● TASK ITEM:
Replicate the data exactly, every line included.

[Dataset items]
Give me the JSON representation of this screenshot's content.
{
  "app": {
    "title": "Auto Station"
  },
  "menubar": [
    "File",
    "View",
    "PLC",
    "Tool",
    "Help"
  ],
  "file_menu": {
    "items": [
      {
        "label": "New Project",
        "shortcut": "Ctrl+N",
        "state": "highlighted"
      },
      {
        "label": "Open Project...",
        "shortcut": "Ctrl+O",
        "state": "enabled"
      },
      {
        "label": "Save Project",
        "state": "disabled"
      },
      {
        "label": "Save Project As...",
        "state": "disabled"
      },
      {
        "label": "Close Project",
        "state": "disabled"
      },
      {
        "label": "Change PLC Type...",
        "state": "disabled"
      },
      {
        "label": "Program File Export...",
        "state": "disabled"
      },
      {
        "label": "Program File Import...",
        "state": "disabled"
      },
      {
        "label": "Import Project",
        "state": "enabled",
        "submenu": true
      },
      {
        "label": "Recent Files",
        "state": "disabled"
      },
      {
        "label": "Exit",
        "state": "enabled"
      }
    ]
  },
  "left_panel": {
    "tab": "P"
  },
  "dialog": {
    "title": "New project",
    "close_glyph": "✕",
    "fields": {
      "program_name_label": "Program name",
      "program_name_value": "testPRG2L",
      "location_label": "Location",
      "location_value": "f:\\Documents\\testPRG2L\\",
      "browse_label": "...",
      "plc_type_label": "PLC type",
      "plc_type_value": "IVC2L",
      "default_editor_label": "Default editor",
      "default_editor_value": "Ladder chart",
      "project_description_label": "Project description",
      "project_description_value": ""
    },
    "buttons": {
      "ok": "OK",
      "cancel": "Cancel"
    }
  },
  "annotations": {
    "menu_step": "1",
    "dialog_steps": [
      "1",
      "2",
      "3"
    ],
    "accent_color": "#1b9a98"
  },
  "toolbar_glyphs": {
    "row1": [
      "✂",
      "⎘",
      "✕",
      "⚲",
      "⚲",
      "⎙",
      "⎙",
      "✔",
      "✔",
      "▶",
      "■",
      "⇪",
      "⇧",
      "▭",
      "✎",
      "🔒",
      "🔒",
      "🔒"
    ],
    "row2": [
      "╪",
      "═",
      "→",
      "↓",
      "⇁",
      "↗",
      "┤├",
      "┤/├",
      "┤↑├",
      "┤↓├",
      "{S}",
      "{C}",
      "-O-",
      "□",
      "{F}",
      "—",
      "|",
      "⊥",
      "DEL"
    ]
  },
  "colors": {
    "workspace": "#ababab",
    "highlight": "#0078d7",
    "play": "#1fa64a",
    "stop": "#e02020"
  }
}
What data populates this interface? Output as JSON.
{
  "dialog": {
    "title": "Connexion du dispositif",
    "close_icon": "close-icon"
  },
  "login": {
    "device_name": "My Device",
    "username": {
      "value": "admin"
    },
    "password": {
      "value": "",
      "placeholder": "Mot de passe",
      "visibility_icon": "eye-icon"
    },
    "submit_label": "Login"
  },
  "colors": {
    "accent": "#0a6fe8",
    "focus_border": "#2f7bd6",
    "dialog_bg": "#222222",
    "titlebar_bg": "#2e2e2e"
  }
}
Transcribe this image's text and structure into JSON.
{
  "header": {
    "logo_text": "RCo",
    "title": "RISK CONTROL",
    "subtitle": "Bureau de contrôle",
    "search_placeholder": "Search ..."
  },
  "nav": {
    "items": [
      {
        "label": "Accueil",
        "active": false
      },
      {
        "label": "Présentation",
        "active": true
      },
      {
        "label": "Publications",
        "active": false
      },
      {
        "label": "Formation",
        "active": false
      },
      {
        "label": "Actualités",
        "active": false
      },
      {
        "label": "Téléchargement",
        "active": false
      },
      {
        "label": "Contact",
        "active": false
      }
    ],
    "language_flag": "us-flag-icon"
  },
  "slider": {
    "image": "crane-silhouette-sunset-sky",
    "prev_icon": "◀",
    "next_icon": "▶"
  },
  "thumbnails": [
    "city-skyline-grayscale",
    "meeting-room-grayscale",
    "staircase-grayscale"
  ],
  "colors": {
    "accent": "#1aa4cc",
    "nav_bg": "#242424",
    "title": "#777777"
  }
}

● ANSWER TO THE EXERCISE:
Give me the JSON representation of this screenshot's content.
{
  "app": {
    "title": "Auto Station"
  },
  "menubar": [
    "File",
    "View",
    "PLC",
    "Tool",
    "Help"
  ],
  "file_menu": {
    "items": [
      {
        "label": "New Project",
        "shortcut": "Ctrl+N",
        "state": "highlighted"
      },
      {
        "label": "Open Project...",
        "shortcut": "Ctrl+O",
        "state": "enabled"
      },
      {
        "label": "Save Project",
        "state": "disabled"
      },
      {
        "label": "Save Project As...",
        "state": "disabled"
      },
      {
        "label": "Close Project",
        "state": "disabled"
      },
      {
        "label": "Change PLC Type...",
        "state": "disabled"
      },
      {
        "label": "Program File Export...",
        "state": "disabled"
      },
      {
        "label": "Program File Import...",
        "state": "disabled"
      },
      {
        "label": "Import Project",
        "state": "enabled",
        "submenu": true
      },
      {
        "label": "Recent Files",
        "state": "disabled"
      },
      {
        "label": "Exit",
        "state": "enabled"
      }
    ]
  },
  "left_panel": {
    "tab": "P"
  },
  "dialog": {
    "title": "New project",
    "close_glyph": "✕",
    "fields": {
      "program_name_label": "Program name",
      "program_name_value": "testPRG2L",
      "location_label": "Location",
      "location_value": "f:\\Documents\\testPRG2L\\",
      "browse_label": "...",
      "plc_type_label": "PLC type",
      "plc_type_value": "IVC2L",
      "default_editor_label": "Default editor",
      "default_editor_value": "Ladder chart",
      "project_description_label": "Project description",
      "project_description_value": ""
    },
    "buttons": {
      "ok": "OK",
      "cancel": "Cancel"
    }
  },
  "annotations": {
    "menu_step": "1",
    "dialog_steps": [
      "1",
      "2",
      "3"
    ],
    "accent_color": "#1b9a98"
  },
  "toolbar_glyphs": {
    "row1": [
      "✂",
      "⎘",
      "✕",
      "⚲",
      "⚲",
      "⎙",
      "⎙",
      "✔",
      "✔",
      "▶",
      "■",
      "⇪",
      "⇧",
      "▭",
      "✎",
      "🔒",
      "🔒",
      "🔒"
    ],
    "row2": [
      "╪",
      "═",
      "→",
      "↓",
      "⇁",
      "↗",
      "┤├",
      "┤/├",
      "┤↑├",
      "┤↓├",
      "{S}",
      "{C}",
      "-O-",
      "□",
      "{F}",
      "—",
      "|",
      "⊥",
      "DEL"
    ]
  },
  "colors": {
    "workspace": "#ababab",
    "highlight": "#0078d7",
    "play": "#1fa64a",
    "stop": "#e02020"
  }
}
What data populates this interface? Output as JSON.
{
  "dialog": {
    "title": "Connexion du dispositif",
    "close_icon": "close-icon"
  },
  "login": {
    "device_name": "My Device",
    "username": {
      "value": "admin"
    },
    "password": {
      "value": "",
      "placeholder": "Mot de passe",
      "visibility_icon": "eye-icon"
    },
    "submit_label": "Login"
  },
  "colors": {
    "accent": "#0a6fe8",
    "focus_border": "#2f7bd6",
    "dialog_bg": "#222222",
    "titlebar_bg": "#2e2e2e"
  }
}
Transcribe this image's text and structure into JSON.
{
  "header": {
    "logo_text": "RCo",
    "title": "RISK CONTROL",
    "subtitle": "Bureau de contrôle",
    "search_placeholder": "Search ..."
  },
  "nav": {
    "items": [
      {
        "label": "Accueil",
        "active": false
      },
      {
        "label": "Présentation",
        "active": true
      },
      {
        "label": "Publications",
        "active": false
      },
      {
        "label": "Formation",
        "active": false
      },
      {
        "label": "Actualités",
        "active": false
      },
      {
        "label": "Téléchargement",
        "active": false
      },
      {
        "label": "Contact",
        "active": false
      }
    ],
    "language_flag": "us-flag-icon"
  },
  "slider": {
    "image": "crane-silhouette-sunset-sky",
    "prev_icon": "◀",
    "next_icon": "▶"
  },
  "thumbnails": [
    "city-skyline-grayscale",
    "meeting-room-grayscale",
    "staircase-grayscale"
  ],
  "colors": {
    "accent": "#1aa4cc",
    "nav_bg": "#242424",
    "title": "#777777"
  }
}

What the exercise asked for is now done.